The danger of philosophy of religion is acknowledged in one of two ways. One way involves a kind of repression and avoidance of the threat. Thus on the opening page of his An Introduction to the Philosophy of Religion (2nd edition, Oxford, 1993) Brian Davies tells us that "it is difficult to say exactly what the philosophy of religion is," noting that the difficulty lies in characterizing both philosophy and religion. Rather than pursuing this insight, he goes on to tell us that he will "not attempt the perilous task of defining the philosophy of religion" (ix) and then proceeds to introduce us to the subject.

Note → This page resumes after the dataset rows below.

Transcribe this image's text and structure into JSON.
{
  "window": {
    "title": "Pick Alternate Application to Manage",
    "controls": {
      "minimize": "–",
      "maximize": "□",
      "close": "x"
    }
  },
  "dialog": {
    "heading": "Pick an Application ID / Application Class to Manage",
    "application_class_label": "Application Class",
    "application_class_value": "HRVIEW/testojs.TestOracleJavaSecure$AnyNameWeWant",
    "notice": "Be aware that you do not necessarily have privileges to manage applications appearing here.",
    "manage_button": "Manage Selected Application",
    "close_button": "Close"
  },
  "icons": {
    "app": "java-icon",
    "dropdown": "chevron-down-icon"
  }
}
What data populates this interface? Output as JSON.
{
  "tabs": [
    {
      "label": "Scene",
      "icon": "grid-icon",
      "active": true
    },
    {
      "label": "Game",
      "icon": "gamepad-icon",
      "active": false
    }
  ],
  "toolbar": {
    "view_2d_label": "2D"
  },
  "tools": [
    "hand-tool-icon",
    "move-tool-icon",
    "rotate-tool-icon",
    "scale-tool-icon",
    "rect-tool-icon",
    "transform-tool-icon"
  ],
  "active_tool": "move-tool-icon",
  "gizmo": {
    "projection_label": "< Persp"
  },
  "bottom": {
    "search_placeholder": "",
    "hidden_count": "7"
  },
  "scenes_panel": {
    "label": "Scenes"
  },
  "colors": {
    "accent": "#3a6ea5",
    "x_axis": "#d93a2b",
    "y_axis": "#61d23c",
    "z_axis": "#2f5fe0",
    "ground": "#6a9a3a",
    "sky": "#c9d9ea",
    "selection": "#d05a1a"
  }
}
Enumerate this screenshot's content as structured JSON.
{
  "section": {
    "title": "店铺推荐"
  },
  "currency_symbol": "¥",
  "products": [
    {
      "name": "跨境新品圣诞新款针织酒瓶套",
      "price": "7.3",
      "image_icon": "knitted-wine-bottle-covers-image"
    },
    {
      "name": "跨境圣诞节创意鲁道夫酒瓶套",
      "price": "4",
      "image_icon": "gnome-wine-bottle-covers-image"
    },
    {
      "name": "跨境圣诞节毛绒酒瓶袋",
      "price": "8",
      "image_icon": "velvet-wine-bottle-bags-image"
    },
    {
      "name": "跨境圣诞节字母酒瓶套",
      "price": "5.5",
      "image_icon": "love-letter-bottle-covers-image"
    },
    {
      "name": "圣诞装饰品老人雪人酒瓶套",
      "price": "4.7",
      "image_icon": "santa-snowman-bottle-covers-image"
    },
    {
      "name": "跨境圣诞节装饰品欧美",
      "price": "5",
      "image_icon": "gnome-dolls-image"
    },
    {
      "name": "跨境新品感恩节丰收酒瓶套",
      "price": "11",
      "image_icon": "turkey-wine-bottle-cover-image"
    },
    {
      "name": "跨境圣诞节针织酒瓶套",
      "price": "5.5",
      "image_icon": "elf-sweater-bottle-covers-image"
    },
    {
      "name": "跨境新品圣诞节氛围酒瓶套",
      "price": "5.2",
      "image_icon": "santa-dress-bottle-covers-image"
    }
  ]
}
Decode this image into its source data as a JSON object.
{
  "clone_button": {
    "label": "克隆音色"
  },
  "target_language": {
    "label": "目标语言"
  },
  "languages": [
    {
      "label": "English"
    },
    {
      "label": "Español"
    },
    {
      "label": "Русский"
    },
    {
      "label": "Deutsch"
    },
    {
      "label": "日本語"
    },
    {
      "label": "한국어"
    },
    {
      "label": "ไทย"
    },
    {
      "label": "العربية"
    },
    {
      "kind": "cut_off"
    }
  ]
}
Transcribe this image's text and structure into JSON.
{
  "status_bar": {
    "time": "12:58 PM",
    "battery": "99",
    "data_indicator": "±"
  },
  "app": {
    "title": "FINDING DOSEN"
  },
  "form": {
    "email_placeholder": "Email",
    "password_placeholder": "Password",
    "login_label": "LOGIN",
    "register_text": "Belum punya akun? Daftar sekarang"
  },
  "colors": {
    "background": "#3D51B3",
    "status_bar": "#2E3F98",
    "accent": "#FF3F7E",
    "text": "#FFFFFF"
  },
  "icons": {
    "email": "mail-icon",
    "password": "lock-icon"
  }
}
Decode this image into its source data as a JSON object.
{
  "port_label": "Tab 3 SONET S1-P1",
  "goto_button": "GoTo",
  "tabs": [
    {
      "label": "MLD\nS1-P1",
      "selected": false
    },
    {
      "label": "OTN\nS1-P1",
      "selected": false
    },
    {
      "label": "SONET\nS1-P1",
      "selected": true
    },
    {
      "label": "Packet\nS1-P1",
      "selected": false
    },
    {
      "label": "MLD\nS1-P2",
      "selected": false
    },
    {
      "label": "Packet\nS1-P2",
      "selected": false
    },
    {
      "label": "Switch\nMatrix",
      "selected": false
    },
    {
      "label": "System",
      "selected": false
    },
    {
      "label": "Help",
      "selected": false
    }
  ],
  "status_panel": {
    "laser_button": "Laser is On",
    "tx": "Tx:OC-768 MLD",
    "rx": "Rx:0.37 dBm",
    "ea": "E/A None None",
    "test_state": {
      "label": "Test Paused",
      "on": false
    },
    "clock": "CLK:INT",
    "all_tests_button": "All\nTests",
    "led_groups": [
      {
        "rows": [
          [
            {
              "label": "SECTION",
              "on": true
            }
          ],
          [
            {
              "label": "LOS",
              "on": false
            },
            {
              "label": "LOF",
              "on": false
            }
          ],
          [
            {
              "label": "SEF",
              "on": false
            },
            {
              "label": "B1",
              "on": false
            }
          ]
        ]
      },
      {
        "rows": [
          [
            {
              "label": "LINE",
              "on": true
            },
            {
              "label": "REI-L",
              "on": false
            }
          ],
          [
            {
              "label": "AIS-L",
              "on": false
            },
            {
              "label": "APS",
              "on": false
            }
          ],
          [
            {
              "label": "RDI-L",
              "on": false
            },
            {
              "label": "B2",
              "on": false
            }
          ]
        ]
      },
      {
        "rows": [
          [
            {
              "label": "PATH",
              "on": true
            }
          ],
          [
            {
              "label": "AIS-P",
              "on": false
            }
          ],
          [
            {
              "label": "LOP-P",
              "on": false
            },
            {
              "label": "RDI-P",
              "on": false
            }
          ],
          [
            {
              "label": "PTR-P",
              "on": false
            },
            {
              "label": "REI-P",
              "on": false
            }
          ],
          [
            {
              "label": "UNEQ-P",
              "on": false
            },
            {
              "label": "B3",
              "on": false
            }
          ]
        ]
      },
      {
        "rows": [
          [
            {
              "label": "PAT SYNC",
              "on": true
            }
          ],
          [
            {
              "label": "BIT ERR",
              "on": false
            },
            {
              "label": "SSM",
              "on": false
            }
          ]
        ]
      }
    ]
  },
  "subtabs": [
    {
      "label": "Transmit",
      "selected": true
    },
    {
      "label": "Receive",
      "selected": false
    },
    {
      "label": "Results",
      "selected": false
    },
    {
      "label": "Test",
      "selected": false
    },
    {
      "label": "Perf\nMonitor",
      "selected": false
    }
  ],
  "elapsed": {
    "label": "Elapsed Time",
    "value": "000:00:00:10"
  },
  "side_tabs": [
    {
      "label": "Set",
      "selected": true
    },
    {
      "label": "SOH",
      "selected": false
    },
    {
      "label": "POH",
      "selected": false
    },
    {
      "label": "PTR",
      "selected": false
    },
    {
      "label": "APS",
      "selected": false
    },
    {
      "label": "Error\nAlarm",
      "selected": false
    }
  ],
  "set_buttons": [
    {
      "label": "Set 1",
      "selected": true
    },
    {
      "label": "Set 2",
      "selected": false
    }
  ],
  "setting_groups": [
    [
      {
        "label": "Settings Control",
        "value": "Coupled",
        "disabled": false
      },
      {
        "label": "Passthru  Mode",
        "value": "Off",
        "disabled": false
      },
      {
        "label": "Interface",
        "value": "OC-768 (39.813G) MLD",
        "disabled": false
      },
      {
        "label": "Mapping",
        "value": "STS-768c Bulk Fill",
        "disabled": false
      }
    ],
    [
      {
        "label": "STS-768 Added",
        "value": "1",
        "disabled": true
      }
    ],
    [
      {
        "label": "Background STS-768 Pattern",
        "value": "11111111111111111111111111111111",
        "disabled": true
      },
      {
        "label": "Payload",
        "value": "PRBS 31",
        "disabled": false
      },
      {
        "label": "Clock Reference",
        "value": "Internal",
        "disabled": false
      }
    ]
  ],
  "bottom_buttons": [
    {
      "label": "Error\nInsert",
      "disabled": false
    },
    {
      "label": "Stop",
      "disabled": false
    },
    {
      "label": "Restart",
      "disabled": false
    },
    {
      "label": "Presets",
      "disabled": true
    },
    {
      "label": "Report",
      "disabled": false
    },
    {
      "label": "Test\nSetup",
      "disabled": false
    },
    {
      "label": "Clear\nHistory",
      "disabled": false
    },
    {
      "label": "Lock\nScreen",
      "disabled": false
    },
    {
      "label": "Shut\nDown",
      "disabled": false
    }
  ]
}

Here Davies, like a few other philosophers of religion, is dealing with the problem and the threat posed by philosophy of religion by not dealing with it. However, avoidance and repression generally are not healthy ways of coping with problems; they lead to more problems. Thus William Wainwright, for instance, also foregoes any definition, though he has some very definite ideas about what philosophy of religion should be covering. He seems to assume that philosophy of religion is equivalent to "philosophical theology" (whatever that is) and consequently jumps right into an argument about "maximally perfect reality,"1 despite the fact that there are religious traditions (e.g., Buddhism, Confucianism, Daoism) that cannot be said to be doing "theology" (i.e., investigating the logic of"God") or are not concerned with a "maximally perfect reality." If philosophers of religion such as Davies and Wainwright refuse to define what it is they are doing, they leave themselves open to the suspicion that they have a hidden agenda, or have made assumptions that will not survive the light of day.
Of course, more often than not philosophers of religion do undertake "the perilous task" of defining philosophy of religion. Yet they too acknowledge the threat posed by philosophy of religion (albeit indirectly) by characterizing it in such a way as to put everyone at ease. A good example can be found at the beginning of John Hick's popular introduction to Philosophy of Religion (4th edition, Prentice-Hall, 1990). On the opening page of that work, Hick confidently proclaims-with emphasis-that "we may reserve the name `philosophy of religion' for what (by analogy with philosophy of science, philosophy of art, etc.) is its proper meaning, namely, philosophical thinking about religion" (1). The definitionsenerally accepted and/or echoed in other treatments of the subject2-is bound to be comforting to both philosophers and religious persons. But the definition (and those like it) does not do justice to philosophy, religion, or philosophy of religion, either in theory or in practice.
One of the first things to note about Hick's definition is that it somehow places philosophy outside religion. …